Segment Start: TASK INPUT
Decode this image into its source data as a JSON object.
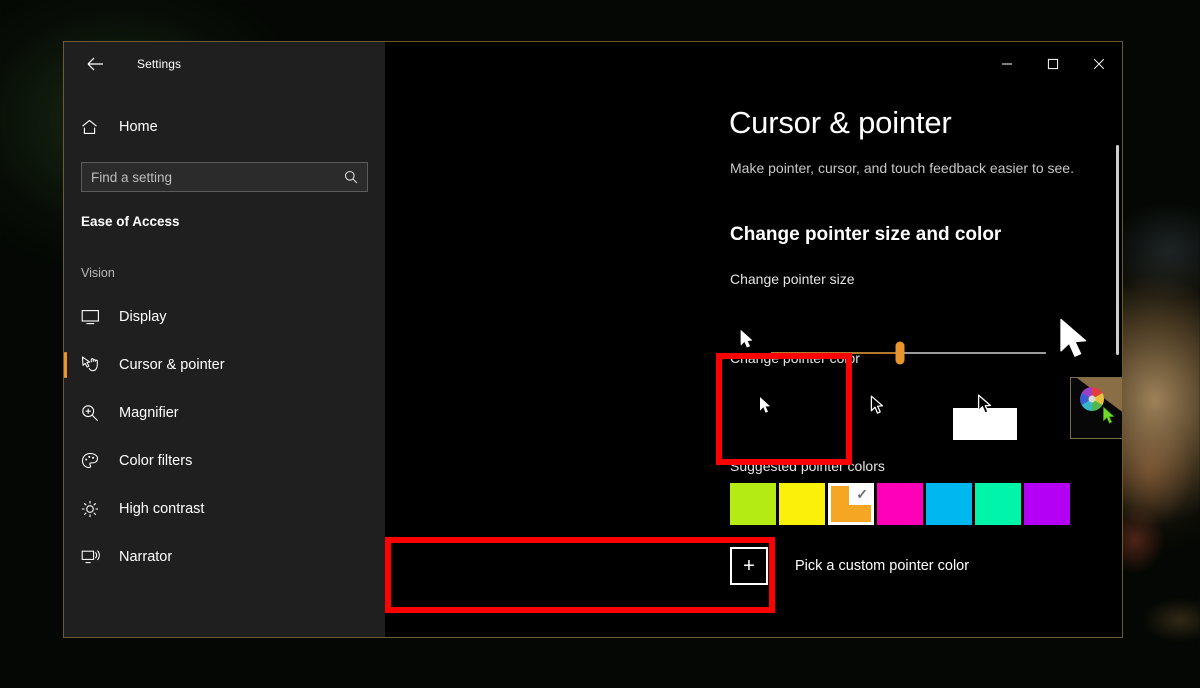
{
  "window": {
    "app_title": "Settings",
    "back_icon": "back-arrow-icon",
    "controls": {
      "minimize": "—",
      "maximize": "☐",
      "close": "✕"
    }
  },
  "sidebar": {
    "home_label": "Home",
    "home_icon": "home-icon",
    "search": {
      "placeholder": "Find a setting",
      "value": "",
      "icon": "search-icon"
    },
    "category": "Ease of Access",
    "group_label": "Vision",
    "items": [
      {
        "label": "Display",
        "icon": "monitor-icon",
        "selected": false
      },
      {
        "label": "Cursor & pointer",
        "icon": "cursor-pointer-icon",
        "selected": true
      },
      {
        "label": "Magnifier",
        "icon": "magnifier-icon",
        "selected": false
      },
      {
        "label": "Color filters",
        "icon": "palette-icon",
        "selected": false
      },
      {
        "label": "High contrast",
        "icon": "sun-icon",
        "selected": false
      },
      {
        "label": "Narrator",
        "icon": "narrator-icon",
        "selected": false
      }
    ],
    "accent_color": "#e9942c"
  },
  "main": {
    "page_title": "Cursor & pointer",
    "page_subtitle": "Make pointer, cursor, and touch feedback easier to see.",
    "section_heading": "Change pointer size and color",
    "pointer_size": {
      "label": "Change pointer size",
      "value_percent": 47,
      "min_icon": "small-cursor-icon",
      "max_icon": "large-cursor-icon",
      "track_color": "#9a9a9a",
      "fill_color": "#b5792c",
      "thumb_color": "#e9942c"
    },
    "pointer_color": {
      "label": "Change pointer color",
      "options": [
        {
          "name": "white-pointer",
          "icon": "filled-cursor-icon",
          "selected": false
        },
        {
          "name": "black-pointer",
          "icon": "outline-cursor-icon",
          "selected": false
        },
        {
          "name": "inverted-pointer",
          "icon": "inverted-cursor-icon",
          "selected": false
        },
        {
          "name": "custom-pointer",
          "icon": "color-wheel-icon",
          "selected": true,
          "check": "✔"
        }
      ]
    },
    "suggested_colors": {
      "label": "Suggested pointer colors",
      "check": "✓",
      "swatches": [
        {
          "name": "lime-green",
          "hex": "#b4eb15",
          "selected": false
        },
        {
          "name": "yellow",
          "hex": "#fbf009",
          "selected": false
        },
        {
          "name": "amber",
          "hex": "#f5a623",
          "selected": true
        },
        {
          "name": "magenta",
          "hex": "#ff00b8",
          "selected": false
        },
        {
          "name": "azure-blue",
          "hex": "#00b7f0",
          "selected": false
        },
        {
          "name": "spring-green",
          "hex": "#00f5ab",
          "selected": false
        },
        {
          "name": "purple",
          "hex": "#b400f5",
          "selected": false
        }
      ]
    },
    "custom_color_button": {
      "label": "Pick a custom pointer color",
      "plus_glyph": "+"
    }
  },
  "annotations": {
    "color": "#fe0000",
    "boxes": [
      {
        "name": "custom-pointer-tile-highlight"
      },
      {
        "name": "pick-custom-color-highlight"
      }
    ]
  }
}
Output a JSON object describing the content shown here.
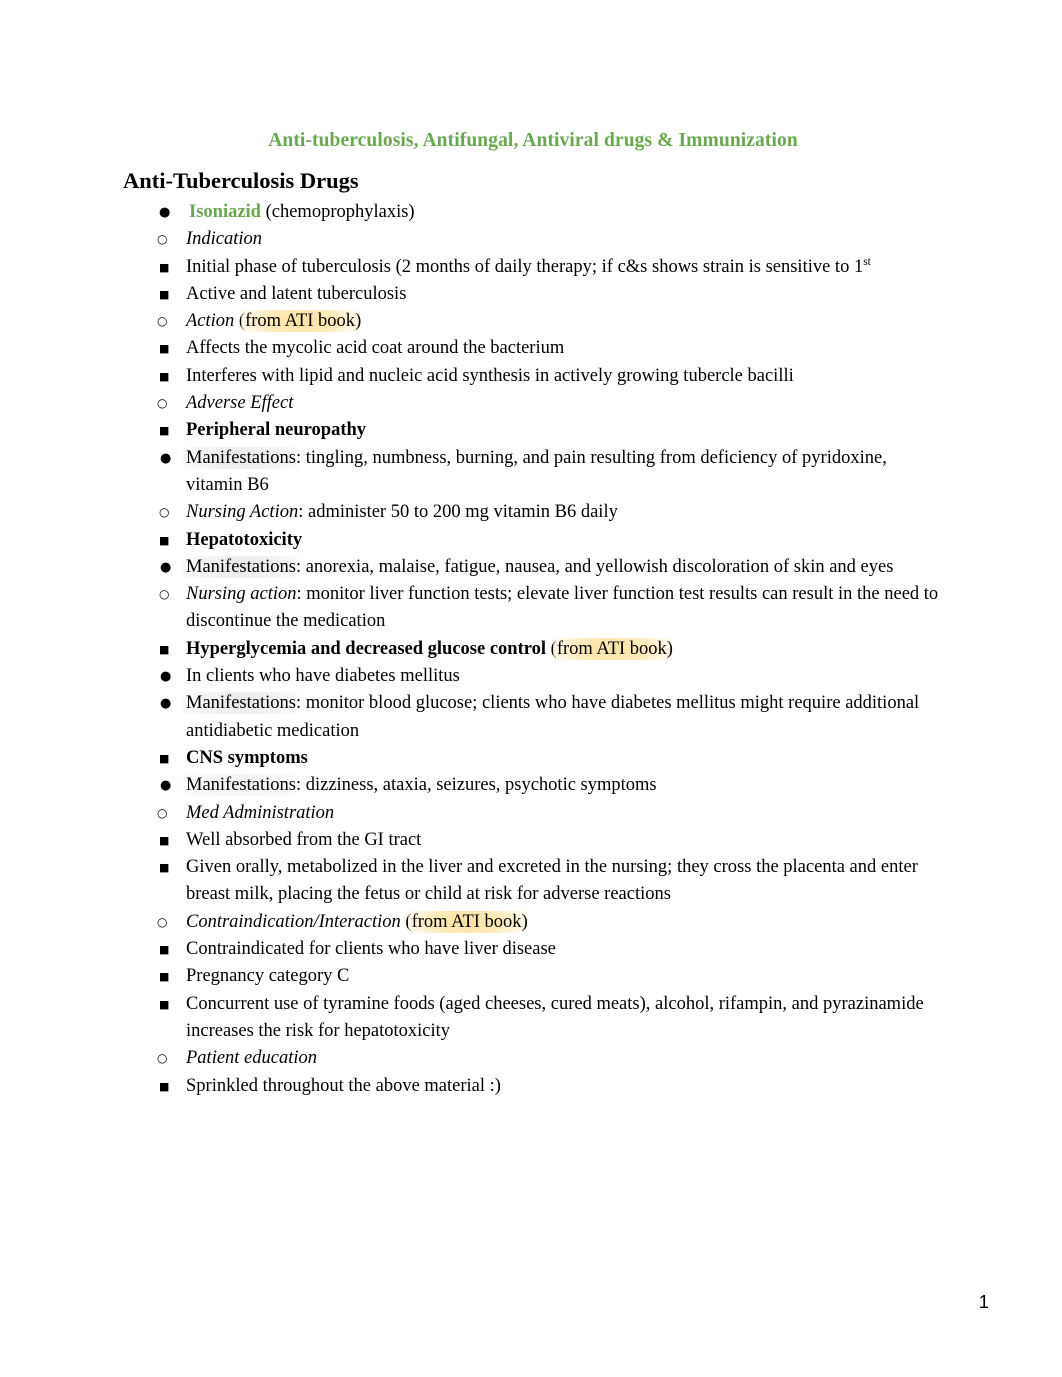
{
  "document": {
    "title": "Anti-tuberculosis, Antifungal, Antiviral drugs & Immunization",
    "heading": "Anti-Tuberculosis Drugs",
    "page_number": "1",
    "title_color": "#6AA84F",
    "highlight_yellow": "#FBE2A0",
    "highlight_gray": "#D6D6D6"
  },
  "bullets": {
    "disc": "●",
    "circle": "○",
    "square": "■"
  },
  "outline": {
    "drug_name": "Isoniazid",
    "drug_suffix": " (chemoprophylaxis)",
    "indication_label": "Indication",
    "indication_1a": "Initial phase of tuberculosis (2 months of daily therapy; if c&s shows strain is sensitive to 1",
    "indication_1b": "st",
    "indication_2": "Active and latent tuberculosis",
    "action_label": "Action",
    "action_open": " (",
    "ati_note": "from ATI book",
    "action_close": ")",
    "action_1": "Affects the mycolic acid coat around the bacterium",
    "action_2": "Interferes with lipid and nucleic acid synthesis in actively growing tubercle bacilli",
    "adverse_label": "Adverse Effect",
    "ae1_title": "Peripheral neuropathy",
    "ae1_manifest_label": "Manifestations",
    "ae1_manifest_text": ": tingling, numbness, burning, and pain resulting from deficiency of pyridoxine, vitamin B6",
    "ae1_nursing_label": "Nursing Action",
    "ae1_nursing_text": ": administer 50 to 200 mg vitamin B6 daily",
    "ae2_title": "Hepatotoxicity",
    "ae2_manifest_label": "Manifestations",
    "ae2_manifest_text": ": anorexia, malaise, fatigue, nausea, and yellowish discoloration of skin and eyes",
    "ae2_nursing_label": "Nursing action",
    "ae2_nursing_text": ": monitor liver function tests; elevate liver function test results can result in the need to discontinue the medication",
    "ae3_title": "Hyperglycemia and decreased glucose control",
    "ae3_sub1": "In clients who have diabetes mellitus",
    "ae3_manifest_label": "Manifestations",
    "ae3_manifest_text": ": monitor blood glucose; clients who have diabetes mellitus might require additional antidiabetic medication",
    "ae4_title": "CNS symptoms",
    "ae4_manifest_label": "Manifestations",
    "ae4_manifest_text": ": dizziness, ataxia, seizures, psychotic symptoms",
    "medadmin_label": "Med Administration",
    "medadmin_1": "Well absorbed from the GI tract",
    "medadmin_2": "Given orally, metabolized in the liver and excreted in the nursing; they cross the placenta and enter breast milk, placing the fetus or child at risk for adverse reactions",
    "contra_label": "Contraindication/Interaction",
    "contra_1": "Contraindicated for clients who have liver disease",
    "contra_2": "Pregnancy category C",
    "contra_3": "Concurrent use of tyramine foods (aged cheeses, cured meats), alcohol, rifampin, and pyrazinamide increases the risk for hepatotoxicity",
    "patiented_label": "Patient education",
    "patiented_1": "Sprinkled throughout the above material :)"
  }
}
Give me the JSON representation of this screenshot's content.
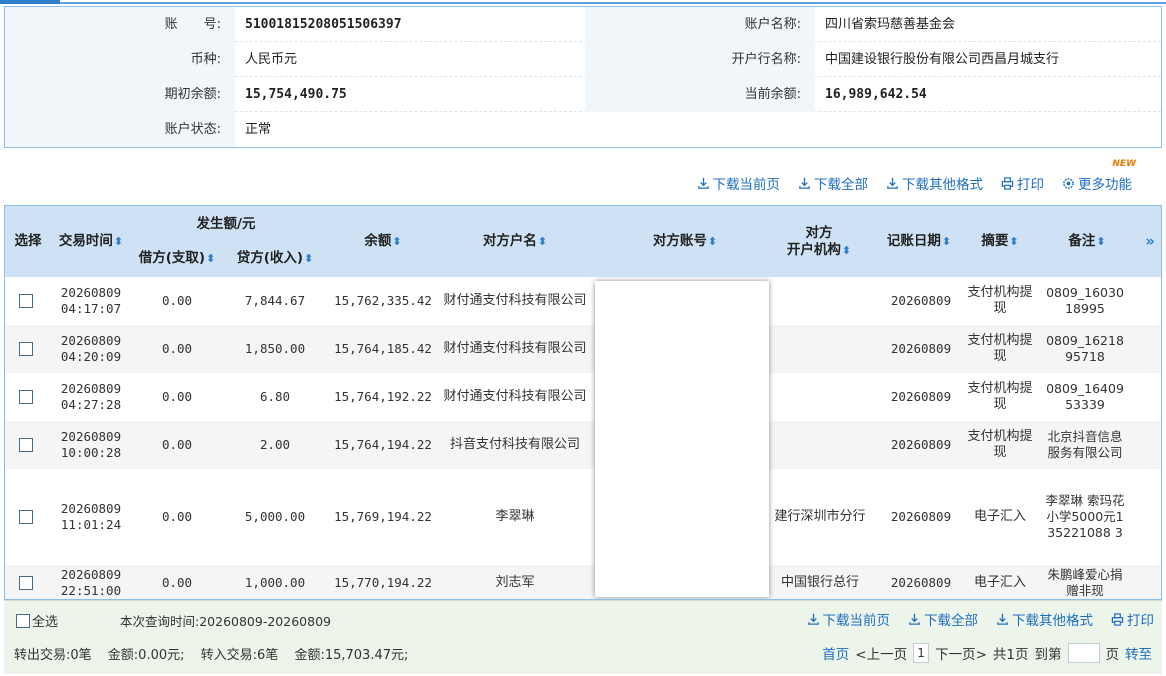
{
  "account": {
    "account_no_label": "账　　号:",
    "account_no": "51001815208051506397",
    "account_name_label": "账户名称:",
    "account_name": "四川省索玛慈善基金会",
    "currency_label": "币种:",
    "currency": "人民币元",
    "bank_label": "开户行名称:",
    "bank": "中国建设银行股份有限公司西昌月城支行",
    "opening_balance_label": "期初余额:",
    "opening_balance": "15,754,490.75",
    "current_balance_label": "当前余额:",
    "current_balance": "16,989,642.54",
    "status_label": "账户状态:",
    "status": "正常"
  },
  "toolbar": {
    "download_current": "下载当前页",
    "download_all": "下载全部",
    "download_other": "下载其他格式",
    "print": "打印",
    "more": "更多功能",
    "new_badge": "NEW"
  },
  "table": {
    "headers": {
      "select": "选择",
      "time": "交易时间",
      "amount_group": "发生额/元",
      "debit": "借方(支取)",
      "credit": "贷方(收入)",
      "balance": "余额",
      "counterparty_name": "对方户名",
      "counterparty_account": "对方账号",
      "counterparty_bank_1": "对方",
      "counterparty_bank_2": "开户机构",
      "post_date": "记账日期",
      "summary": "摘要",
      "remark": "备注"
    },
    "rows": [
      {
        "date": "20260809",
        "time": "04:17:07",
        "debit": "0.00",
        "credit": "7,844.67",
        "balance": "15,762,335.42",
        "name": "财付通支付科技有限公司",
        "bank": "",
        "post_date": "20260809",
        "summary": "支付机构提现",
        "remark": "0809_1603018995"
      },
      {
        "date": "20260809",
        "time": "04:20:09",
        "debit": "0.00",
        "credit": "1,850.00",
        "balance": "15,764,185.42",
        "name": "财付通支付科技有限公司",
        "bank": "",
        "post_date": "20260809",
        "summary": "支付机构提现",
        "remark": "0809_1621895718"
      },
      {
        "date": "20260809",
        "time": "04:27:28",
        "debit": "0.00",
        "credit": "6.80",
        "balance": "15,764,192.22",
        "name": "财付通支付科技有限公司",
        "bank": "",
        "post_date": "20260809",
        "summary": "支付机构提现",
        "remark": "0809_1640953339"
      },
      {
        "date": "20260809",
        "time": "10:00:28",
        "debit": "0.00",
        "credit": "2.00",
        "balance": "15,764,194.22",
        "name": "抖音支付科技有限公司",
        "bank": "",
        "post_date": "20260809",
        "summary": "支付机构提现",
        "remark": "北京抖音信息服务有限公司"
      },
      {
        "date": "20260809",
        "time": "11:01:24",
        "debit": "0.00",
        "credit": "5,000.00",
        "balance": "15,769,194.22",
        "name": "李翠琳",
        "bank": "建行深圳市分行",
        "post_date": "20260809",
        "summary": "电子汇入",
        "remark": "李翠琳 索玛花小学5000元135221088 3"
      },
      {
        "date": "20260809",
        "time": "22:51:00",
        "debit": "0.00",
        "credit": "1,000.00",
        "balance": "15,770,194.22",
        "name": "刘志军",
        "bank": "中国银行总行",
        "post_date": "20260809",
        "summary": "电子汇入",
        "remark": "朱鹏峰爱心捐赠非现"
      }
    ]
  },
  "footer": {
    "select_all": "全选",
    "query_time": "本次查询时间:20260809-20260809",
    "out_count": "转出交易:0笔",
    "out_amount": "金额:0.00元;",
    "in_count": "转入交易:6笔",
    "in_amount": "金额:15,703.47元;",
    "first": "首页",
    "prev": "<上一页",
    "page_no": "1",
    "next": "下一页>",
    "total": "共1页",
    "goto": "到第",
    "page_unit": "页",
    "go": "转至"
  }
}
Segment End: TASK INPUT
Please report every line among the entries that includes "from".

EXPECTED ANSWER.
    "ati_note": "from ATI book",
    "ae1_manifest_text": ": tingling, numbness, burning, and pain resulting from deficiency of pyridoxine, vitamin B6",
    "medadmin_1": "Well absorbed from the GI tract",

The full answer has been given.